In late September, Walmart suddenly pulled self-checkout kiosks from two stores in Albuquerque, NM I reached out to the Bartonville, Ark.-based retailer about the move, and, according to a statement from Walmart:

“While there is no single reason for these decisions, we continually look at ways to provide our customers with the best shopping experience possible and that includes adjusting the checkout area in stores. There are no current plans for self-checkout removals nationwide.”

Costco has also changed up its self-checkout areas. Now there is an extra worker to make sure shoppers’ IDs match their membership cards.

In recent times Supermarket News LinkedIn poll, we asked: Do you think grocers will continue to lean on self-checkout, or will the strategy change?

Sixty percent said yes, they will continue to lean, while 38% said no, changes are coming.

Jerry Wagner, a senior advisor at Coast Produce, said, “Too many grocery stores currently have self-checkout and their aisles are crowded with employees pulling product for pickup for customers. The worst of both worlds. The next logical move in my opinion is to automate selection for all products where the customer either pre-orders or uses a kiosk to place orders. Stores will actually be warehouses with small storefronts to pick up orders. Large chains could return to the food deserts and find the other locations where this format is the most practical while providing some stores with the “shop the aisles” experience for those who wish to.”

Matt Gorman from CEM said, “For the foreseeable future, there seems to be a place for a brick-and-mortar presence where people can go and pick their own produce, meats, etc., so scan and go / scan as you go shopping of whatever sort will be a burgeoning market above and beyond the self-checkout and/or the traditional checkout as an exponentially accepted and or preferred method for grocery shopping.”

Recent research indicates that shoppers gravitate towards self-checkout now more than ever before.

In a recent survey, digital commerce solutions provider NCR Voyix Corporation asked consumers questions around how their dining and grocery choices fuel convenience purchase behaviors.

The survey results indicate that self-checkout is increasing in terms of preference, with 43% of shoppers saying they would rather handle the transaction on their own vs. traditional checkout, with 53% of consumers aged 18 to 44 choosing self-checkout.

“Self-checkout is evolving to offer a quicker and more user-friendly experience,” said David Wilkinson, NCR Voyix CEO. “The reality is shoppers want more control over their checkout experience and self-checkout delivers that flexibility.
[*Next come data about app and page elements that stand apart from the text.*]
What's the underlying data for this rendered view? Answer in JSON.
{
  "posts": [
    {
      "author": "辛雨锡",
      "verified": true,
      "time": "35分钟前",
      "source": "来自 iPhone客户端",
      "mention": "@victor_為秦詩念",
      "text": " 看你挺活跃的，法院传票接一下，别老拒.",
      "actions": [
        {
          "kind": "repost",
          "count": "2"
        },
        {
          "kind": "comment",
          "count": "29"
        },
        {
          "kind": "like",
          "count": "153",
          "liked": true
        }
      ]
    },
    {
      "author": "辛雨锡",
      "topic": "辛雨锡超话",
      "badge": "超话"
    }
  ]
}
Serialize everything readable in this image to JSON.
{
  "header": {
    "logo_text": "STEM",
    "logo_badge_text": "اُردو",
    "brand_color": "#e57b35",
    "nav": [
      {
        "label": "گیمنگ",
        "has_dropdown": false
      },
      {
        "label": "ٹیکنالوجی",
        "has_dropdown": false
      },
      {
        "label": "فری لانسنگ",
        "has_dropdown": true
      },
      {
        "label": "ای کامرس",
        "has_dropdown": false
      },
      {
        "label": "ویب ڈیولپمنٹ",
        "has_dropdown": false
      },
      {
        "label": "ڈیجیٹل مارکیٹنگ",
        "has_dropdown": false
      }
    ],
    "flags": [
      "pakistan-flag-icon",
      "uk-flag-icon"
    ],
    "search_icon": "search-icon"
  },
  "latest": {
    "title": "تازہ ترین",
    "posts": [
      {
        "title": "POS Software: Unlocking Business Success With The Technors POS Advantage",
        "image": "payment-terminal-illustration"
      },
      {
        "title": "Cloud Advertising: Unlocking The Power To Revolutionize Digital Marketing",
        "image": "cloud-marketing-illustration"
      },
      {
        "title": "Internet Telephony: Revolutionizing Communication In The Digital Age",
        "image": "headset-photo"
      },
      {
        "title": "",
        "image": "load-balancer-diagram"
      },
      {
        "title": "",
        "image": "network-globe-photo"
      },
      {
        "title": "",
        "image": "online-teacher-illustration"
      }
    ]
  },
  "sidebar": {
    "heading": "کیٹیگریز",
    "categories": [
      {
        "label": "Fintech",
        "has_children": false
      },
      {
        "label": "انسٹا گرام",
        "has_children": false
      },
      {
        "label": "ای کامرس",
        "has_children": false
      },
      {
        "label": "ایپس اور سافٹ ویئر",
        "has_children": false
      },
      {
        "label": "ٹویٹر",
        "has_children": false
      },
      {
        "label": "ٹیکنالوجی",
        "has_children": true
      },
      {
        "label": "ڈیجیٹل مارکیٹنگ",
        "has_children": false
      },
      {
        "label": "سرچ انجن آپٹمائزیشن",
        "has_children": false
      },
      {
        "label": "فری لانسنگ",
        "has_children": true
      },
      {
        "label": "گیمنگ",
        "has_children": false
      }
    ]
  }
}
“For retailers, self-checkout improves operational efficiency in a time when many are struggling to retain staff and are battling unprecedented levels of shrink.”

Unprecedented levels of shrink could be the exact reason why many retailers are taking a second look at the heavier reliance on self-checkout.

According to a LendingTree survey of 2,000 US consumers, 31% of Gen Z shoppers, the same generation who said they prefer self-checkout in the NCR Voyix survey, have admitted to shoplifting from the self-checkout aisles, compared to just 15% of shoppers overalls. Furthermore, 46% of Gen Zers who were questioned by LendingTree said they chose the most expensive item in their grocery shopping cart to steal.

I talked to someone on the CPG side of things and he said the self-checkout craze from grocery retailers is pretty much over and the reality of the options has settled in, like increased shrinkage, fewer last-minute buys, and unchanged labor costs.

He believes self-checkouts still remain a vital component of the retail landscape, but grocers are starting to modify their strategy.

I personally believe technology is going to be the cure-all for grocery retailers when it comes to self-checkout. Because the bottom line is this: Self-checkouts are essential in the supermarket arena because the workers (and especially the quality of workers) simply have not come back following the COVID-19 pandemic.

So while the knee-jerk reaction to the spike in shoplifting is to pull out self-checkout lanes, in the end, it’s my opinion that retailers will settle back and offer double the self-checkouts versus traditional checkouts. Self-checkout isn’t checking out anytime soon.